Reviews of ''Seven Years in Tibet,'' ''Red Corner'': Brad Pitt and Richard Gere go to Asia, and neither of their films travels well to video
Reviews of ”Seven Years in Tibet,” ”Red Corner”
Yes, it’s time once again for Exotic Cultures as Seen Through the Eyes of Really Good-Looking White Males, with Brad Pitt (technically playing Austrian explorer Heinrich Harrer, but let’s get real) finding inner peace in Seven Years in Tibet and Richard Gere battling a corrupt justice system in China in Red Corner. Which one to rent depends on whether you like your xenophobia faintly dull or didactic. Tibet amounts to a choppy travelogue as Harrer bounces from mountain peak to prison camp to the forbidden city of Lhasa. We’ve seen it all before — the teacher-pupil/father-son bond between Harrer and the young Dalai Lama is right out of The Last Emperor. Sadly, Tibet‘s primary virtue — stunning location shots — is compromised by the usual pan-and-scan butchery.

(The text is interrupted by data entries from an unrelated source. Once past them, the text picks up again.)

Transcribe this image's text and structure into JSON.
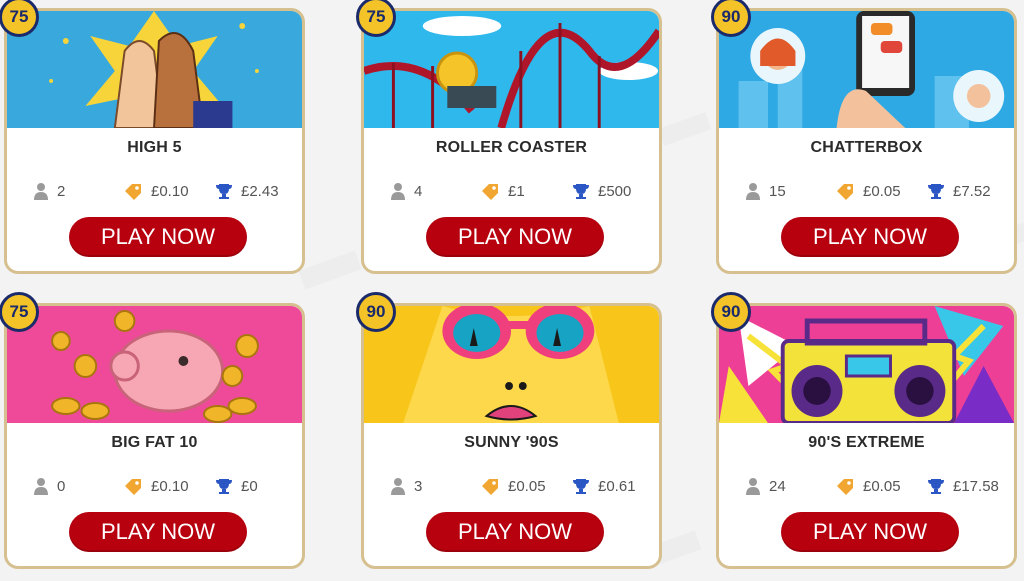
{
  "colors": {
    "ball": "#f3c327",
    "ball_border": "#1b2a6b",
    "button": "#b8010e",
    "card_border": "#d6c08f"
  },
  "cards": [
    {
      "ball": "75",
      "title": "HIGH 5",
      "players": "2",
      "ticket": "£0.10",
      "prize": "£2.43",
      "button": "PLAY NOW",
      "art": "high-five hands"
    },
    {
      "ball": "75",
      "title": "ROLLER COASTER",
      "players": "4",
      "ticket": "£1",
      "prize": "£500",
      "button": "PLAY NOW",
      "art": "roller coaster with coin"
    },
    {
      "ball": "90",
      "title": "CHATTERBOX",
      "players": "15",
      "ticket": "£0.05",
      "prize": "£7.52",
      "button": "PLAY NOW",
      "art": "phone with chat avatars"
    },
    {
      "ball": "75",
      "title": "BIG FAT 10",
      "players": "0",
      "ticket": "£0.10",
      "prize": "£0",
      "button": "PLAY NOW",
      "art": "piggy bank with coins"
    },
    {
      "ball": "90",
      "title": "SUNNY '90S",
      "players": "3",
      "ticket": "£0.05",
      "prize": "£0.61",
      "button": "PLAY NOW",
      "art": "face with pink sunglasses"
    },
    {
      "ball": "90",
      "title": "90'S EXTREME",
      "players": "24",
      "ticket": "£0.05",
      "prize": "£17.58",
      "button": "PLAY NOW",
      "art": "boombox"
    }
  ]
}
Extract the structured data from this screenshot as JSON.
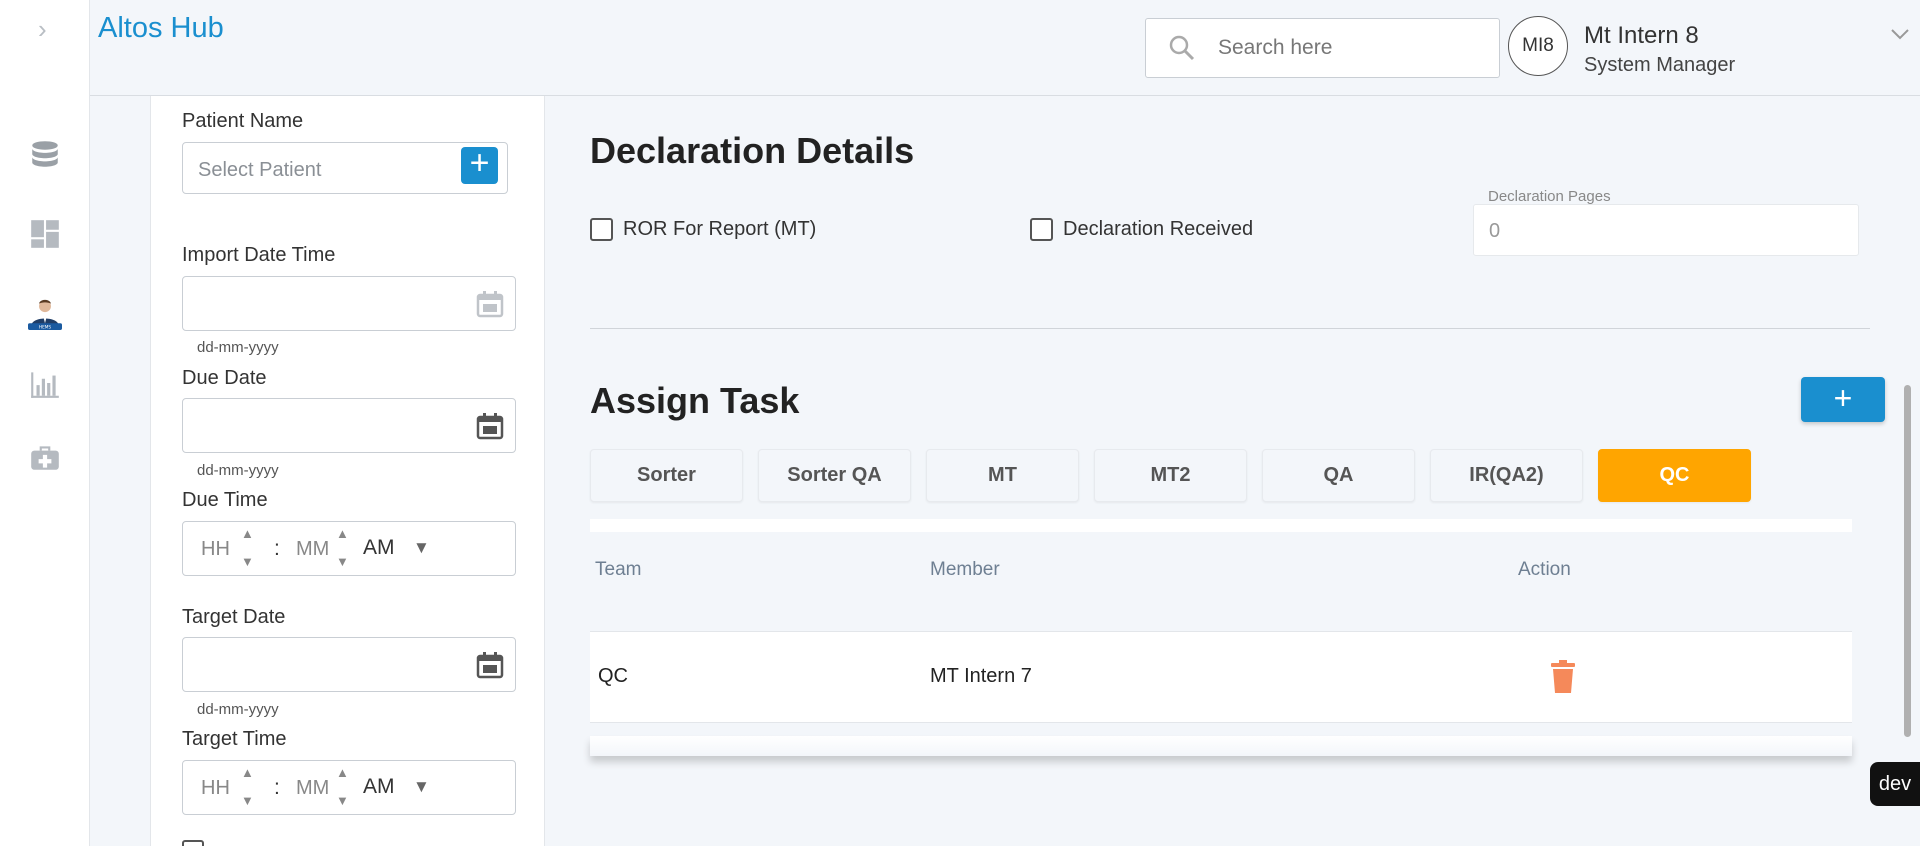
{
  "brand": "Altos Hub",
  "header": {
    "search_placeholder": "Search here",
    "avatar_initials": "MI8",
    "user_name": "Mt Intern 8",
    "user_role": "System Manager"
  },
  "rail": {
    "items": [
      {
        "icon": "database-icon"
      },
      {
        "icon": "dashboard-icon"
      },
      {
        "icon": "hems-avatar-icon"
      },
      {
        "icon": "bar-chart-icon"
      },
      {
        "icon": "medical-kit-icon"
      }
    ]
  },
  "form": {
    "patient_name_label": "Patient Name",
    "patient_placeholder": "Select Patient",
    "import_label": "Import Date Time",
    "date_hint": "dd-mm-yyyy",
    "due_date_label": "Due Date",
    "due_time_label": "Due Time",
    "target_date_label": "Target Date",
    "target_time_label": "Target Time",
    "time_hh": "HH",
    "time_mm": "MM",
    "time_sep": ":",
    "time_ampm": "AM"
  },
  "declaration": {
    "title": "Declaration Details",
    "ror_label": "ROR For Report (MT)",
    "received_label": "Declaration Received",
    "pages_label": "Declaration Pages",
    "pages_value": "0"
  },
  "assign": {
    "title": "Assign Task",
    "add_label": "+",
    "tabs": [
      "Sorter",
      "Sorter QA",
      "MT",
      "MT2",
      "QA",
      "IR(QA2)",
      "QC"
    ],
    "active_tab": "QC",
    "columns": [
      "Team",
      "Member",
      "Action"
    ],
    "rows": [
      {
        "team": "QC",
        "member": "MT Intern 7"
      }
    ]
  },
  "dev_badge": "dev",
  "colors": {
    "accent": "#1a8fcf",
    "active_tab": "#ffa500",
    "delete": "#f5895a"
  }
}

Corner, meanwhile, in which smug attorney Gere is falsely accused of murder while closing a TV deal in China, suffers by comparison to Perry Mason — who knew that the Chinese, too, leap to their feet from the peanut gallery in mid-trial to offer unsworn testimony? It’s all too laughable to be offensive, whereas Tibet is too conventional to be more than mildly enticing. Tibet: C+; Corner: D+